April 9, 2005, was a turning point in Ken Shamrock’s career and his future in mixed martial arts. Facing future UFC Middleweight Champion Rich Franklin in the main light heavyweight event on the popular reality series The Ultimate Fighter finale. This event was monumental as it was the first time in UFC history that UFC appeared on basic cable Television. Shamrock got a heel hook early in the fight and Franklin ended up on crutches for a week, but Franklin escaped and defeated Shamrock by a TKO in the first round after taking advantage of a slip by Shamrock while Shamrock was executing a high kick. At 41 years old, this was the first time in Shamrock’s career that he had ever been knocked out in a mixed martial arts fight. Franklin’s win over Shamrock launched Franklin into UFC stardom and established him as one of UFC’s biggest stars.
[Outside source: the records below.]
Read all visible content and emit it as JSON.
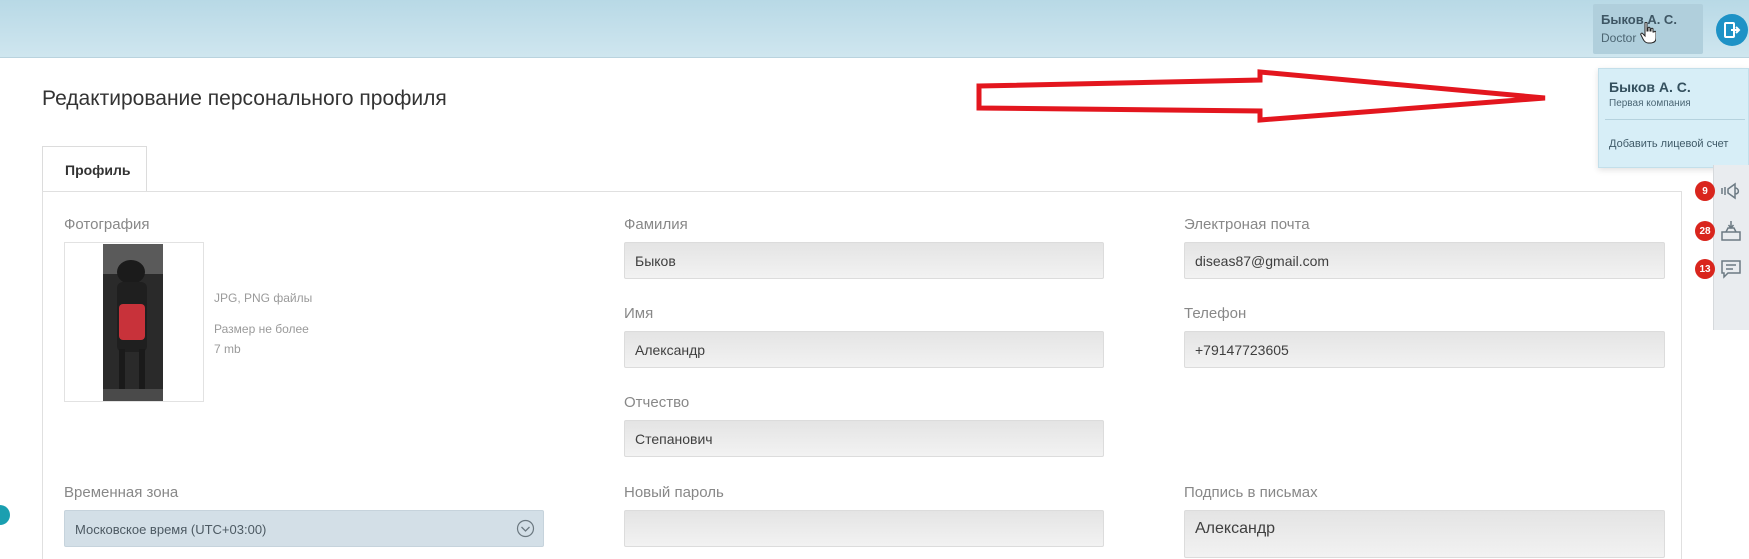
{
  "header": {
    "user_name": "Быков А. С.",
    "user_role": "Doctor"
  },
  "dropdown": {
    "name": "Быков А. С.",
    "company": "Первая компания",
    "add_account": "Добавить лицевой счет"
  },
  "page": {
    "title": "Редактирование персонального профиля",
    "tab_profile": "Профиль"
  },
  "photo": {
    "label": "Фотография",
    "hint_formats": "JPG, PNG файлы",
    "hint_size_line1": "Размер не более",
    "hint_size_line2": "7 mb"
  },
  "form": {
    "surname_label": "Фамилия",
    "surname_value": "Быков",
    "name_label": "Имя",
    "name_value": "Александр",
    "patronymic_label": "Отчество",
    "patronymic_value": "Степанович",
    "email_label": "Электроная почта",
    "email_value": "diseas87@gmail.com",
    "phone_label": "Телефон",
    "phone_value": "+79147723605",
    "timezone_label": "Временная зона",
    "timezone_value": "Московское время (UTC+03:00)",
    "password_label": "Новый пароль",
    "password_value": "",
    "signature_label": "Подпись в письмах",
    "signature_value": "Александр"
  },
  "side": {
    "badge_1": "9",
    "badge_2": "28",
    "badge_3": "13"
  },
  "colors": {
    "topbar": "#c4e1ec",
    "accent": "#1e92c6",
    "badge": "#d9251d",
    "arrow": "#e3161e"
  }
}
On October 24, 2005, Shamrock lost by TKO to MMA legend Kazushi “The Gracie Hunter” Sakuraba in Pride: Fully Loaded. The stoppage of thjis fight was controversial because Shamrock got up and protested to the referee, showing no signs of any damage. There was also a feeling that PRIDE was heavily biased in favor of the Japanese legend Sakuraba. Frank Shamrock commented on the stoppage in an interview with the site Sherdog.com: “…if you’re sleeping with your head through the second rope, you’re in a bad way. He got clocked. He went down. According to the rules he was no longer defending himself and that’s the end of the fight.”
Dana White announced on November 19, 2005 at UFC 56, that Shamrock would be one of the coaches (along with Tito Ortiz) for the upcoming third season of The Ultimate Fighter.